By Raef Harrison
Image courtesy of Museum of Sex
An exhibit currently running at New York's Museum of Sex is shedding light on what life was like for gay men of the '50s and '60s. Obscene Diary showcases a collection of drawings, photographs, letters, sexual paraphernalia, and other items collected by Samuel Steward, a professor, tattoo artist, and sexual record keeper in 1950s Chicago.
The items in the exhibit were never seen by the public during Stewards lifetime. Found in an attic in San Francisco in 2001, however, his archive became the primary research for the acclaimed biography Secret Historian: The Life and Times of Samuel Steward, Professor, Tattoo Artist, and Sexual Renegade, which was a finalist for the 2010 National Book Award.

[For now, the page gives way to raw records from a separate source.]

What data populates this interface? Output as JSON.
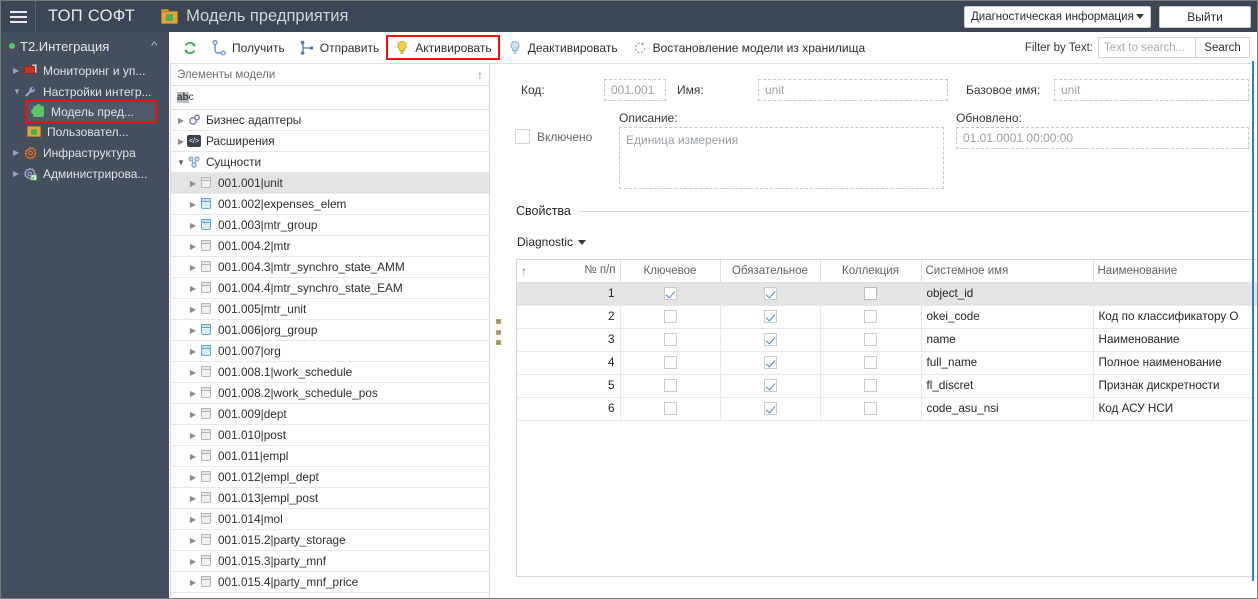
{
  "header": {
    "menu_icon": "hamburger-icon",
    "brand": "ТОП СОФТ",
    "page_icon": "folder-puzzle-icon",
    "page_title": "Модель предприятия",
    "diagnostic_select": "Диагностическая информация",
    "logout_label": "Выйти"
  },
  "sidebar": {
    "section": {
      "label": "T2.Интеграция",
      "status_color": "#5ec46b"
    },
    "items": [
      {
        "label": "Мониторинг и уп...",
        "icon": "monitor-icon",
        "arrow": "collapsed",
        "indent": 0,
        "highlighted": false
      },
      {
        "label": "Настройки интегр...",
        "icon": "wrench-icon",
        "arrow": "expanded",
        "indent": 0,
        "highlighted": false
      },
      {
        "label": "Модель пред...",
        "icon": "green-puzzle-icon",
        "arrow": "none",
        "indent": 1,
        "highlighted": true
      },
      {
        "label": "Пользовател...",
        "icon": "folder-puzzle-icon",
        "arrow": "none",
        "indent": 1,
        "highlighted": false
      },
      {
        "label": "Инфраструктура",
        "icon": "orange-gear-icon",
        "arrow": "collapsed",
        "indent": 0,
        "highlighted": false
      },
      {
        "label": "Администрирова...",
        "icon": "purple-gear-icon",
        "arrow": "collapsed",
        "indent": 0,
        "highlighted": false
      }
    ]
  },
  "toolbar": {
    "refresh_icon": "refresh-icon",
    "buttons": [
      {
        "label": "Получить",
        "icon": "download-node-icon",
        "highlighted": false
      },
      {
        "label": "Отправить",
        "icon": "upload-node-icon",
        "highlighted": false
      },
      {
        "label": "Активировать",
        "icon": "bulb-on-icon",
        "highlighted": true
      },
      {
        "label": "Деактивировать",
        "icon": "bulb-off-icon",
        "highlighted": false
      },
      {
        "label": "Востановление модели из хранилища",
        "icon": "restore-icon",
        "highlighted": false
      }
    ],
    "filter_label": "Filter by Text:",
    "filter_placeholder": "Text to search...",
    "filter_value": "",
    "search_label": "Search"
  },
  "tree": {
    "header": "Элементы модели",
    "sort_icon": "sort-asc-icon",
    "filter_icon": "abc-icon",
    "filter_value": "",
    "nodes": [
      {
        "label": "Бизнес адаптеры",
        "icon": "gears-icon",
        "arrow": "collapsed",
        "level": 1,
        "selected": false
      },
      {
        "label": "Расширения",
        "icon": "code-icon",
        "arrow": "collapsed",
        "level": 1,
        "selected": false
      },
      {
        "label": "Сущности",
        "icon": "entities-icon",
        "arrow": "expanded",
        "level": 1,
        "selected": false
      },
      {
        "label": "001.001|unit",
        "icon": "cube-gray-icon",
        "arrow": "collapsed",
        "level": 2,
        "selected": true
      },
      {
        "label": "001.002|expenses_elem",
        "icon": "cube-blue-icon",
        "arrow": "collapsed",
        "level": 2,
        "selected": false
      },
      {
        "label": "001.003|mtr_group",
        "icon": "cube-blue-icon",
        "arrow": "collapsed",
        "level": 2,
        "selected": false
      },
      {
        "label": "001.004.2|mtr",
        "icon": "cube-gray-icon",
        "arrow": "collapsed",
        "level": 2,
        "selected": false
      },
      {
        "label": "001.004.3|mtr_synchro_state_AMM",
        "icon": "cube-gray-icon",
        "arrow": "collapsed",
        "level": 2,
        "selected": false
      },
      {
        "label": "001.004.4|mtr_synchro_state_EAM",
        "icon": "cube-gray-icon",
        "arrow": "collapsed",
        "level": 2,
        "selected": false
      },
      {
        "label": "001.005|mtr_unit",
        "icon": "cube-gray-icon",
        "arrow": "collapsed",
        "level": 2,
        "selected": false
      },
      {
        "label": "001.006|org_group",
        "icon": "cube-blue-icon",
        "arrow": "collapsed",
        "level": 2,
        "selected": false
      },
      {
        "label": "001.007|org",
        "icon": "cube-blue-icon",
        "arrow": "collapsed",
        "level": 2,
        "selected": false
      },
      {
        "label": "001.008.1|work_schedule",
        "icon": "cube-gray-icon",
        "arrow": "collapsed",
        "level": 2,
        "selected": false
      },
      {
        "label": "001.008.2|work_schedule_pos",
        "icon": "cube-gray-icon",
        "arrow": "collapsed",
        "level": 2,
        "selected": false
      },
      {
        "label": "001.009|dept",
        "icon": "cube-gray-icon",
        "arrow": "collapsed",
        "level": 2,
        "selected": false
      },
      {
        "label": "001.010|post",
        "icon": "cube-gray-icon",
        "arrow": "collapsed",
        "level": 2,
        "selected": false
      },
      {
        "label": "001.011|empl",
        "icon": "cube-gray-icon",
        "arrow": "collapsed",
        "level": 2,
        "selected": false
      },
      {
        "label": "001.012|empl_dept",
        "icon": "cube-gray-icon",
        "arrow": "collapsed",
        "level": 2,
        "selected": false
      },
      {
        "label": "001.013|empl_post",
        "icon": "cube-gray-icon",
        "arrow": "collapsed",
        "level": 2,
        "selected": false
      },
      {
        "label": "001.014|mol",
        "icon": "cube-gray-icon",
        "arrow": "collapsed",
        "level": 2,
        "selected": false
      },
      {
        "label": "001.015.2|party_storage",
        "icon": "cube-gray-icon",
        "arrow": "collapsed",
        "level": 2,
        "selected": false
      },
      {
        "label": "001.015.3|party_mnf",
        "icon": "cube-gray-icon",
        "arrow": "collapsed",
        "level": 2,
        "selected": false
      },
      {
        "label": "001.015.4|party_mnf_price",
        "icon": "cube-gray-icon",
        "arrow": "collapsed",
        "level": 2,
        "selected": false
      }
    ]
  },
  "form": {
    "code_label": "Код:",
    "code_value": "001.001",
    "name_label": "Имя:",
    "name_value": "unit",
    "base_name_label": "Базовое имя:",
    "base_name_value": "unit",
    "enabled_label": "Включено",
    "enabled_checked": false,
    "description_label": "Описание:",
    "description_value": "Единица измерения",
    "updated_label": "Обновлено:",
    "updated_value": "01.01.0001 00:00:00"
  },
  "properties": {
    "section_title": "Свойства",
    "view_dropdown": "Diagnostic",
    "columns": [
      "",
      "№ п/п",
      "Ключевое",
      "Обязательное",
      "Коллекция",
      "Системное имя",
      "Наименование"
    ],
    "rows": [
      {
        "n": "1",
        "key": true,
        "required": true,
        "collection": false,
        "collection_white": true,
        "system_name": "object_id",
        "title": "",
        "selected": true
      },
      {
        "n": "2",
        "key": false,
        "required": true,
        "collection": false,
        "collection_white": false,
        "system_name": "okei_code",
        "title": "Код по классификатору О",
        "selected": false
      },
      {
        "n": "3",
        "key": false,
        "required": true,
        "collection": false,
        "collection_white": false,
        "system_name": "name",
        "title": "Наименование",
        "selected": false
      },
      {
        "n": "4",
        "key": false,
        "required": true,
        "collection": false,
        "collection_white": false,
        "system_name": "full_name",
        "title": "Полное наименование",
        "selected": false
      },
      {
        "n": "5",
        "key": false,
        "required": true,
        "collection": false,
        "collection_white": false,
        "system_name": "fl_discret",
        "title": "Признак дискретности",
        "selected": false
      },
      {
        "n": "6",
        "key": false,
        "required": true,
        "collection": false,
        "collection_white": false,
        "system_name": "code_asu_nsi",
        "title": "Код АСУ НСИ",
        "selected": false
      }
    ]
  },
  "colors": {
    "header_bg": "#3d4654",
    "sidebar_bg": "#454e5d",
    "highlight_red": "#ee1111",
    "accent_blue": "#4a86c8",
    "status_green": "#5ec46b"
  }
}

The exhibit is a reflection of a Pre-Stonewall era, when it was still dangerous to be openly gay, and while it is an intimate look at one man’s encounters, it “asks patrons to reflect on what it would look like if their own sexual histories were documented and what this would say about the times in which we live.”
A tantalizing thought indeed!